My Christian friend Bob had told me that isolation was the tool of the devil. That although it seems like a gift, it’s also a curse when we become too inward, withdrawn from life and disconnected. He’d said that the enemy can get to your emotions only after you’ve been isolated, a strategy used by the greatest generals of all time. Isolate, then defeat.
‘How long you staying?’
The voice startled me, and I turned.
The man walked with a limp, one leg obviously shorter than the other, with high rubber boots over jeans and a flannel shirt. He shifted his weight to the good leg as he ambled up the path towards the cabin, stopping to catch his breath.
‘I been waitin’ for you,’ he said, approaching the deck. He carried a long shovel, the end covered in mud.
‘Really? But I…’ I was about to say I’d just arrived, that he couldn’t have possibly known I’d be there, because I didn’t know it myself. But my energy ran out. I had no more to give, no more explanations. He was the caretaker, it seemed. He’d leave the wood, shovel something, be gone soon.
‘I’ve got wood in the truck,’ he said, ‘to load up the stove.’
‘Go for it,’ I answered.
The man pulled the chair from the other side of the deck and dragged it over, slowly and painfully. I considered giving him a hand but he seemed to be doing fine. I surmised he’d been there for years, probably the employee of charitable and wealthy land barons who owned this cabin and the magnificent property surrounding it. The land at least, would be worth about four million.
‘My name’s Peter,’ he said, extending his hand. ‘After Saint Peter. Or Peter the Great. You choose.’ He laughed then, and threw his head back. ‘You here for long?’ He had a slight accent that I couldn’t place.
‘I don’t know, Peter.’
‘What do you mean you don’t know?’
‘I may stay a month, I may stay a year.’
‘It’ll be about five days I suppose,’ he said, checking his watch.
I glanced at him curiously. ‘You have someone else checking in in five days?’
He stood slowly, and entered the cabin. Through the open door I watched him walk into the kitchen and open a cabinet. There were a few tins of food there, and a torch. He reached for something and started back out.
‘I keep some Jack in the cupboard,’ he said. ‘Want some?’
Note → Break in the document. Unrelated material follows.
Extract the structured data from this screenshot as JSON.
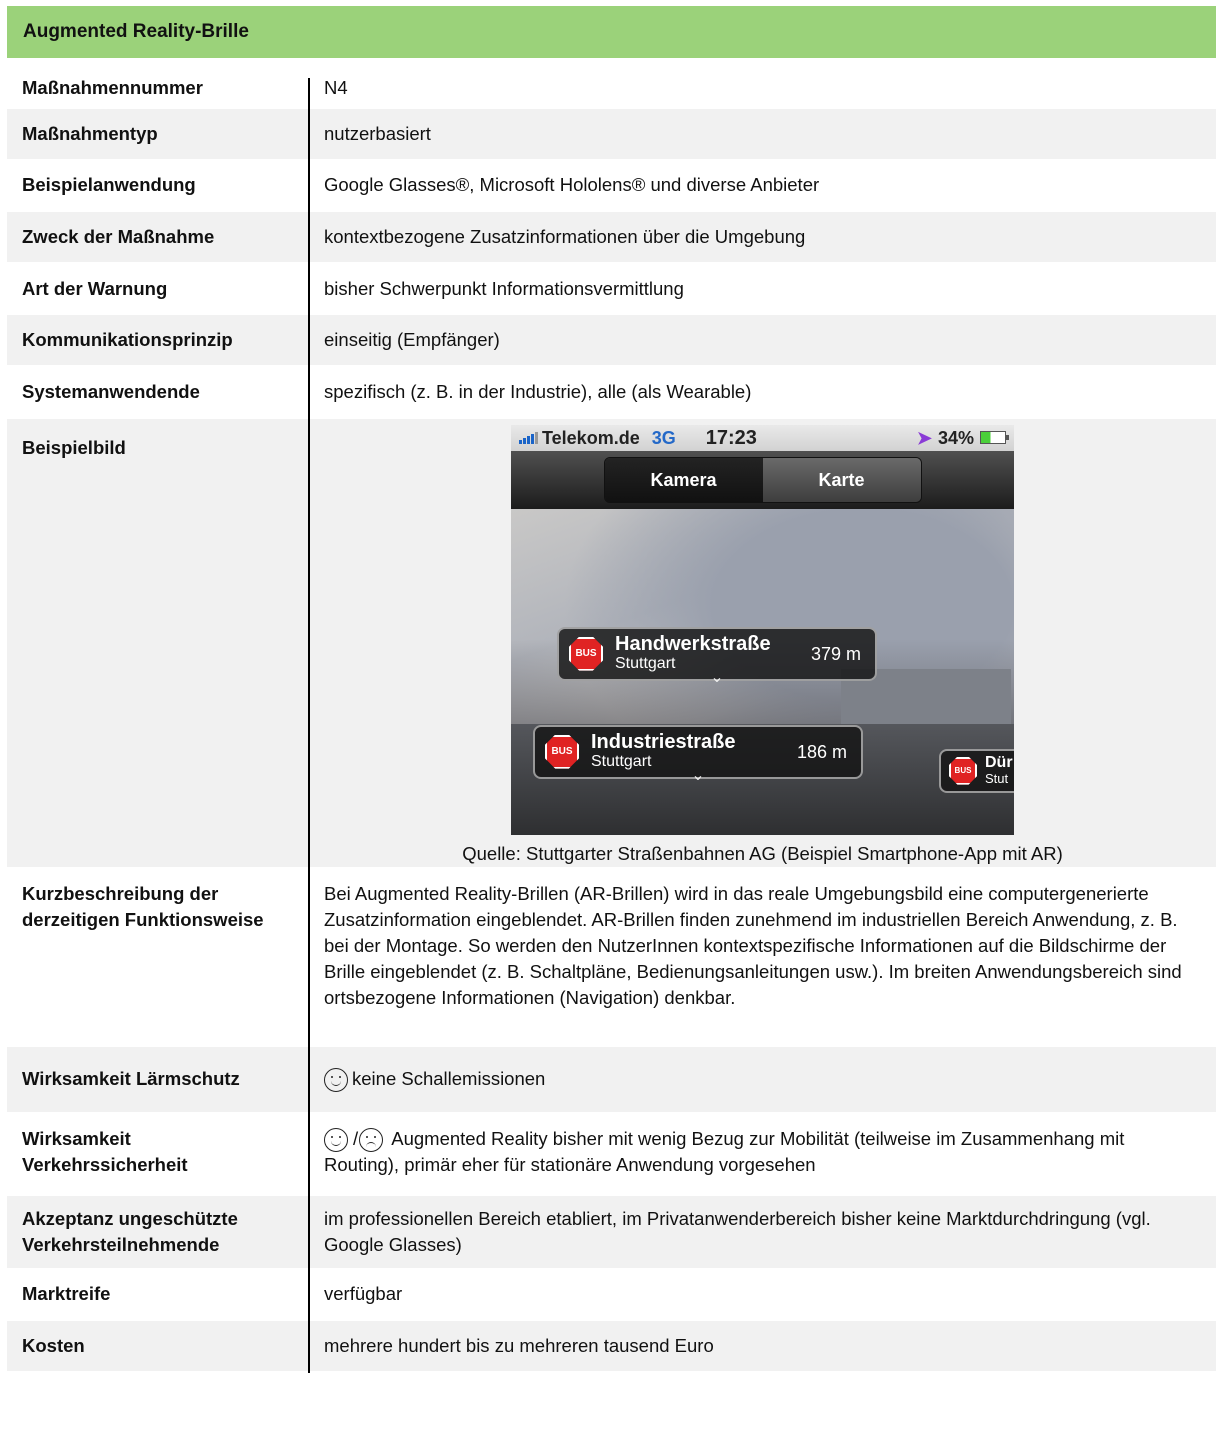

I shook my head. I hadn’t drunk since ‘91, when I almost wrapped my car around a tree after a birthday party for a friend. I hadn’t been an alcoholic, but it was that moment that woke me up to the fact that I was seconds away from it. Being something or not, is a very fine line.
Peter poured me a shot of Jack Daniel’s anyway from the large vintage bottle and poured himself one, too. He handed me a shotglass and I took it, downing the harsh dry liquid all in one gulp.
‘Jack Daniel’s is legendary company,’ he said, settling into the other chair on the deck. ‘The founder saved a small town with the distillery. The first bottle produced cost less than two dollars.’
‘You know a lot of trivia, don’t you?’
‘I’m a lifelong learner,’ he said, ‘I like to know all I can.’ He poured me another shot and I drank it fast, feeling the burn down the back of my throat.
‘So is that all you do? Sit up here and drink Jack Daniel’s in the forest?’
He glanced over as if he were pondering his response. ‘Sometimes it’s a nice end to a perfect day,’ he said.
I looked at him, and wondered. Something about this journey was surreal. In the beginning, I hadn’t known where I was going. I’d bought a ticket to somewhere I’d never been, walked for miles, and ended up in the desert with a woman who had less than a month to live. Now here I was in a cabin at the opposite end of the earth with someone entirely different. Where would I be tomorrow? The whole of it was hard to ignore.
‘You need something for that wound on your face?’ he asked.
I shook my head and instinctively touched it with my hand. ‘Nah. You take care of this place?’ I asked.
Pete nodded. He leaned back and hoisted his rubber boots high onto the porch railing.
‘Do you know how I officially check in?’ I asked. ‘I know they left the